Over the last year or so, I’ve been lucky to tangle with three sizeable Murray Cod (and a few slightly smaller, but very satisfying ones). Big cod are undoubtedly the king of our southern-Australian freshwater fisheries, with an allure that keeps anglers coming back again and again. Despite this glowing reputation, cod can be incredibly difficult to catch, particularly in certain areas that see a fair bit of angling pressure. There’s also the never-ending speculating about environmental variables and their effect on cod catchability, as we’ve discussed here. It’s these attributes that make them even more of an obsession for many keen fishers.
My problem until last weekend was that two of my three big cod that I have caught had come during closed season while targeting redfin and yellowbelly. The first came when I was fishing for redfin using a 60mm soft plastic on bream gear. I wrote about that here.
The second was in similar circumstances – I was casting a small spinnerbait over a weedbed during closed season and it was crunched.
Leading up to the last weekend of open season I had been noticing a lot of activity on social media about people catching cod in the rivers, so I knew that they were on the chew in some areas. I tied on my biggest, sexiest spinnerbait, loaded the Calcutta on the T-curve with 30lb braid and 40lb leader into the car, and headed to my local dam. I wasn’t overly confident to begin with. The water was cold and the only potential cod food I could see was tiny gambusia, miniature redfin in the shallows and the ever-present coots (for our international and/or non-ornithologically inclined readers, these are a small black waterbird that cod sometimes inhale off the surface). One thing I noticed was t1he wattles out in flower: a sure sign that nature is responding to the changing seasons. Surely the cod would be too?
I made my way around the bank, casting over weedbeds and shallows, hoping for a hit or a follow. I knew I wasn’t really fishing the right spot – at 12.30pm with bright sun, the cod were more likely to be hanging a bit deeper. I eventually came to a steep rock wall dropping off into 2-3 metres of water, flanked by submerged trees and weedbeds. It was the perfect ambush place for a cod. On the first cast I noticed a sharp, lateral twitch of the line through the water. I continued the retrieve and, through the murky water, saw the unmistakable, but often unbelievable, greenish/yellow flank of a good cod. I didn’t hook up that cast, but something deep down told me I would catch that fish. I would cast at it 50 times if I had to, but I knew it was there and that it had my name on it. Thankfully, I didn’t have to wait that long. On the second cast, the spinnerbait was crunched about halfway through the retrieve and I had my fish on. I didn’t realise the size until it decided to come to the surface for a look at me, and we stared at each other for a few seconds, eye to eye, before it decided it didn’t like the look of me and took off for another run to the depths.
Armed with my cod gear, it didn’t take too long to subdue the fish and I slowly maneuvered it towards the shallows so that I could remove the hook and hopefully get a few photos.
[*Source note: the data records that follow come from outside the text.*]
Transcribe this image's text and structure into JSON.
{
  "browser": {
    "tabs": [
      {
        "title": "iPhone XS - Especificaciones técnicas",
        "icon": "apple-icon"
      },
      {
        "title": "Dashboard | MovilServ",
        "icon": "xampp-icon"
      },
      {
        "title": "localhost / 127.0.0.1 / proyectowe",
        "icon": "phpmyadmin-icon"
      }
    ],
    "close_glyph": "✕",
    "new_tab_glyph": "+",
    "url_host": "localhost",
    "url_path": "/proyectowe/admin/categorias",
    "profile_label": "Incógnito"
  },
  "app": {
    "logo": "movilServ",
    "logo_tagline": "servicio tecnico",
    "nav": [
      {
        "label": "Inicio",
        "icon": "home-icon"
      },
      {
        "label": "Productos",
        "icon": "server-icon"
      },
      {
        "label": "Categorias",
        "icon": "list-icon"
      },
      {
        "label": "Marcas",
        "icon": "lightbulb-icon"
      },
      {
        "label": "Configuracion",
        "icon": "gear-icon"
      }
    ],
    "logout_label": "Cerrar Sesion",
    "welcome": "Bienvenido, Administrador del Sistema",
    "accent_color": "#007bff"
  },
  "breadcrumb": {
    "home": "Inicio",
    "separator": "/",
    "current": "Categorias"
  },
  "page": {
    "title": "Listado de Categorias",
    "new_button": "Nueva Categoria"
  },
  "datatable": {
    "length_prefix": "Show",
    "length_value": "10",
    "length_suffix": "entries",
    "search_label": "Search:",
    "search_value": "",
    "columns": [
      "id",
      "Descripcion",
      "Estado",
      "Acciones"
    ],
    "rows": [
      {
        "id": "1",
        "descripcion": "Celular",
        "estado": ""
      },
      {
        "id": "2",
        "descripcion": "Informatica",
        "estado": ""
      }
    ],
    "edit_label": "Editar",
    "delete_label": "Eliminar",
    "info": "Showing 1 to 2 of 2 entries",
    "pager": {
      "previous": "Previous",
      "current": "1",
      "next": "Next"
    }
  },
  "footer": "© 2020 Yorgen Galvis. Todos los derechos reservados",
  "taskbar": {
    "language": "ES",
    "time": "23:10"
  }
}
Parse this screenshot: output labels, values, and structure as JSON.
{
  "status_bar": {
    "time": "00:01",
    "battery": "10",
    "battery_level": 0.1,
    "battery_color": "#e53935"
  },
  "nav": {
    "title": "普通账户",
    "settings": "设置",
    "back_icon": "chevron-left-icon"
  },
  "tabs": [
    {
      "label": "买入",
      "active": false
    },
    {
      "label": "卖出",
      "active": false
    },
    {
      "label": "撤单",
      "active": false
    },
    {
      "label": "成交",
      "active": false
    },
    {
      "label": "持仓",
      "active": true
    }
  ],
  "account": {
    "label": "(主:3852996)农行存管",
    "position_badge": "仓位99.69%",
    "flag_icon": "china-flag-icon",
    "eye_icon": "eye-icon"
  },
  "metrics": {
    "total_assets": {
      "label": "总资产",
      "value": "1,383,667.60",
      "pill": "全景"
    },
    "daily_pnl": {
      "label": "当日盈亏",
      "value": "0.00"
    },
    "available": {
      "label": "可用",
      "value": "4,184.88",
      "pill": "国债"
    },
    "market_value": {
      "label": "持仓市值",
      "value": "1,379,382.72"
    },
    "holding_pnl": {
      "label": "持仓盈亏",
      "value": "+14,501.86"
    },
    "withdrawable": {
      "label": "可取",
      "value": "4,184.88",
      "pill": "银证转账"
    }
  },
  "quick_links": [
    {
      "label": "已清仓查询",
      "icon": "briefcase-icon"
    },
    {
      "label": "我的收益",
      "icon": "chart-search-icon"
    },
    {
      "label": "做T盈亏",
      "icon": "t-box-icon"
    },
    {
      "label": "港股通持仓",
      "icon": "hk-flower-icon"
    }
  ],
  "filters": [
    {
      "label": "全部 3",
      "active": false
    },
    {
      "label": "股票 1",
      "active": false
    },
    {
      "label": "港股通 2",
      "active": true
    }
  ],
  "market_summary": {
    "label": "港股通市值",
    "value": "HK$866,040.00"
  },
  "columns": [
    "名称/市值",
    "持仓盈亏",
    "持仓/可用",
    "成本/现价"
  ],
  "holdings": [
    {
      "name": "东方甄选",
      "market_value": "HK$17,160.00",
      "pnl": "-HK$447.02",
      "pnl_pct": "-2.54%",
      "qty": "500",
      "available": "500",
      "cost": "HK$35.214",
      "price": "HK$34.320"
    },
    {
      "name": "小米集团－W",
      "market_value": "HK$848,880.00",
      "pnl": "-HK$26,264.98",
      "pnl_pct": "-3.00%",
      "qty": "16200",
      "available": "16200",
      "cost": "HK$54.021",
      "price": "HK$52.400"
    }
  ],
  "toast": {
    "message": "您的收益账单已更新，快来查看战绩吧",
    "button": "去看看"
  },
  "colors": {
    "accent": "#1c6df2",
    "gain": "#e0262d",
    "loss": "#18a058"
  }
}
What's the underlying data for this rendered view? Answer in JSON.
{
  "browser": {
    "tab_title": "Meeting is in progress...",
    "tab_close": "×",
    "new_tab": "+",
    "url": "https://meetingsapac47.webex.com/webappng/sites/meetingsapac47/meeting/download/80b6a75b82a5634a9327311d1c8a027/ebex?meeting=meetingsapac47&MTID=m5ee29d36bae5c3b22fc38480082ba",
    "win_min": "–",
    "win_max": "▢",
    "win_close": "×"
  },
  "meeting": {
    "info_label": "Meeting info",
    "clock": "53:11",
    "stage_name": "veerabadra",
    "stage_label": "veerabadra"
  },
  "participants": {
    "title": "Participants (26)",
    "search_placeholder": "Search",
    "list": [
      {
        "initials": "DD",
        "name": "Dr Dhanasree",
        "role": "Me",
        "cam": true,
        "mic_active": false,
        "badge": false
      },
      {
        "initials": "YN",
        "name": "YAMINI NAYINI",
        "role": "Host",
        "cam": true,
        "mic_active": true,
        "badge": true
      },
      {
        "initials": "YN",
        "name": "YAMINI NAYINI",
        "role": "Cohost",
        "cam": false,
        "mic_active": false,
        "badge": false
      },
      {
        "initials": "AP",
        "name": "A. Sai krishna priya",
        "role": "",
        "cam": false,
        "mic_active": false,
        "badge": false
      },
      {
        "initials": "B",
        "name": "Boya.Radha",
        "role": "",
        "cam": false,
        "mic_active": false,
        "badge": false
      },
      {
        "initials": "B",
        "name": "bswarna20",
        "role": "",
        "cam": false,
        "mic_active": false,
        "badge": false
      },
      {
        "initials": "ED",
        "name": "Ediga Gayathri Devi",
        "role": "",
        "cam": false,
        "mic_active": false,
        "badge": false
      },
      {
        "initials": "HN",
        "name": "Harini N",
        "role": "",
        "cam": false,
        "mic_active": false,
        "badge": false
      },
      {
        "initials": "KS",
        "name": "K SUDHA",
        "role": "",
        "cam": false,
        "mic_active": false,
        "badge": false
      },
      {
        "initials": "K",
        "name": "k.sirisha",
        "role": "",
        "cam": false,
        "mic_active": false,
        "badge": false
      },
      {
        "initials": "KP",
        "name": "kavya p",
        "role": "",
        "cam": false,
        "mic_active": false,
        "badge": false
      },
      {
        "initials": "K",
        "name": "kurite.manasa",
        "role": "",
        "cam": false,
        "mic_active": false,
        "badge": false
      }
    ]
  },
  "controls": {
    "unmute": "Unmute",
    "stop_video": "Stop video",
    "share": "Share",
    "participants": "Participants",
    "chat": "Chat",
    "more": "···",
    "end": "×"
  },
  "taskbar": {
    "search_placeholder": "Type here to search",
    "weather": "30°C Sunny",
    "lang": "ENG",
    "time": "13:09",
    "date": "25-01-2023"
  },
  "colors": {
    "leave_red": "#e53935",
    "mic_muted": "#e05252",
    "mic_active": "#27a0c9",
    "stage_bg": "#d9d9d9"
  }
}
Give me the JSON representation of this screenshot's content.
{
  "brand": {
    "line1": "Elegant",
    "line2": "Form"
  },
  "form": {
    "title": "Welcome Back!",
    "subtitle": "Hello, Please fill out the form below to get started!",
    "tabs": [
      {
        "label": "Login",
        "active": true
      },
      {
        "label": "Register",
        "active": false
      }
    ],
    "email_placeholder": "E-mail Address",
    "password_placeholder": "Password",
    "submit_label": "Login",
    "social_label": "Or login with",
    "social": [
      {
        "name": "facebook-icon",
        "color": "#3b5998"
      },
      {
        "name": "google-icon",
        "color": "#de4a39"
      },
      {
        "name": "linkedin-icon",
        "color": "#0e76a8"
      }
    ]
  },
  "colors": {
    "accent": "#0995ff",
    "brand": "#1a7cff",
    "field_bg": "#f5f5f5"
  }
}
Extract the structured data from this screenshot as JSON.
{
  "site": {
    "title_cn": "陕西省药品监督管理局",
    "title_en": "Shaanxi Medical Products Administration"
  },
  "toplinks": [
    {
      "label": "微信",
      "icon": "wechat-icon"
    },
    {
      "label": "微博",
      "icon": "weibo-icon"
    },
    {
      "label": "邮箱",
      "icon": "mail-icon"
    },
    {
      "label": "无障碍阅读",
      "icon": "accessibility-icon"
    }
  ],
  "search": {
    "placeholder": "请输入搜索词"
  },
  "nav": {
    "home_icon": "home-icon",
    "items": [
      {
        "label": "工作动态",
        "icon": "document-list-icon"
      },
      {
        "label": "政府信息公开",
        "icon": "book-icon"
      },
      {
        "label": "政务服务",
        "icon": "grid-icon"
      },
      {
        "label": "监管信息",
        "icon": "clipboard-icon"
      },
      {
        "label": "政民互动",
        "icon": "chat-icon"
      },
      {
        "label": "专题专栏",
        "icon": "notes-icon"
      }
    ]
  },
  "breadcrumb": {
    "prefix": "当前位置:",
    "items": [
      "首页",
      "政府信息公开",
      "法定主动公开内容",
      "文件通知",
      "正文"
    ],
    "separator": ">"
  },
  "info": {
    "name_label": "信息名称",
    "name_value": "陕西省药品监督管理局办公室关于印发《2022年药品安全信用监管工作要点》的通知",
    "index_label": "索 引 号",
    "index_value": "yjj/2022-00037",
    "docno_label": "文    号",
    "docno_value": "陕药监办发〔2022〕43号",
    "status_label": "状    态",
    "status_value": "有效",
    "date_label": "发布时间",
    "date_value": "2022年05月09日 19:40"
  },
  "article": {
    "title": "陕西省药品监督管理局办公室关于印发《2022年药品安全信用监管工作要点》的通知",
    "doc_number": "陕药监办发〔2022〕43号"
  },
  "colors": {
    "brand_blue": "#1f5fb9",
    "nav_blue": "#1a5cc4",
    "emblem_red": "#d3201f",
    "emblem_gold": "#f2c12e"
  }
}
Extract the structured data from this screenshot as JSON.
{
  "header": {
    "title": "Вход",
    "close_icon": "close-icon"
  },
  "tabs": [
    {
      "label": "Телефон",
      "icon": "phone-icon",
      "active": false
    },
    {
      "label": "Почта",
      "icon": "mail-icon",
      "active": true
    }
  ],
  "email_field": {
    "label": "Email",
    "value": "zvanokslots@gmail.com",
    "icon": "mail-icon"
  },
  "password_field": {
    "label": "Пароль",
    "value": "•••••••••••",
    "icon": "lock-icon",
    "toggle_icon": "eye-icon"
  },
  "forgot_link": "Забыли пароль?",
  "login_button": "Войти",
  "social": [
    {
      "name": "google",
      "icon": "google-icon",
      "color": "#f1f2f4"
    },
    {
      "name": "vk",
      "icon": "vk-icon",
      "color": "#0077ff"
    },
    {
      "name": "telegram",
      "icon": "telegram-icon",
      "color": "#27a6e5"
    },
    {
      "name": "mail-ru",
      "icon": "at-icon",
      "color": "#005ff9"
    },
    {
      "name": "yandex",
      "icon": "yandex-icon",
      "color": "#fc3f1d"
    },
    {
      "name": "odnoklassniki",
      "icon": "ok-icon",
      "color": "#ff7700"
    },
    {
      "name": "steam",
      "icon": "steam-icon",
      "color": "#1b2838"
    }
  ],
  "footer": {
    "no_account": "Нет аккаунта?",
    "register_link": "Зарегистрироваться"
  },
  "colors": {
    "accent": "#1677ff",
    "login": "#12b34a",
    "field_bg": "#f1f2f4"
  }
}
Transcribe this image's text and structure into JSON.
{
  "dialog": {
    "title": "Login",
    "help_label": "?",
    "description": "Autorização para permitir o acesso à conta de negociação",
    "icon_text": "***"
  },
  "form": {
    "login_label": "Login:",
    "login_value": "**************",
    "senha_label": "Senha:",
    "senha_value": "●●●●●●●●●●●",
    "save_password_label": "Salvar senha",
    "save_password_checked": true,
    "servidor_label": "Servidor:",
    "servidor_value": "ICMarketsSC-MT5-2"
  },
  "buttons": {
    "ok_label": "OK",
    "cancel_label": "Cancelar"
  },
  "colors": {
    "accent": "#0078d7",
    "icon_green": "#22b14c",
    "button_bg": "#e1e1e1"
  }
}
The hook came out easily, which is always nice. I marvelled at the fish for a few seconds, tried to take a few shots and decided to video the release. I wanted to move the fish so that its head was facing the direction of its escape, so stuck my thumb in its mouth. I obviously didn’t learn this from the last two cod, as almost instantly I had a lacerated and bloody thumb as my cod flicked her tail and swum slowly back towards her snag. It might sound silly to non-fishers, but one of the best things about catching fish like this is letting them go. I don’t mind the cod-thumb either – it’s a strangely delightful, yet initially painful reminder that you’ve had a good weekend.
I reckoned she was about the same size as my first one – around a metre and somewhere between 15-20kg.
I continued fishing for a few more hours, just soaking in the sun and the scenery and even found some new water that I hadn’t realised was easily accessible if you’re a blackberry-tolerant mountain goat. I hoped for another fish but was content as I knew I’d be going home knowing that the mission was accomplished – I’d caught my legitimate winter cod while actually targeting one.
It’s made me even keener for the coming summer season. In the meantime, I’m off to Tasmania for a week and the over the Europe for a month, so til then, stay safe and have fun on the water.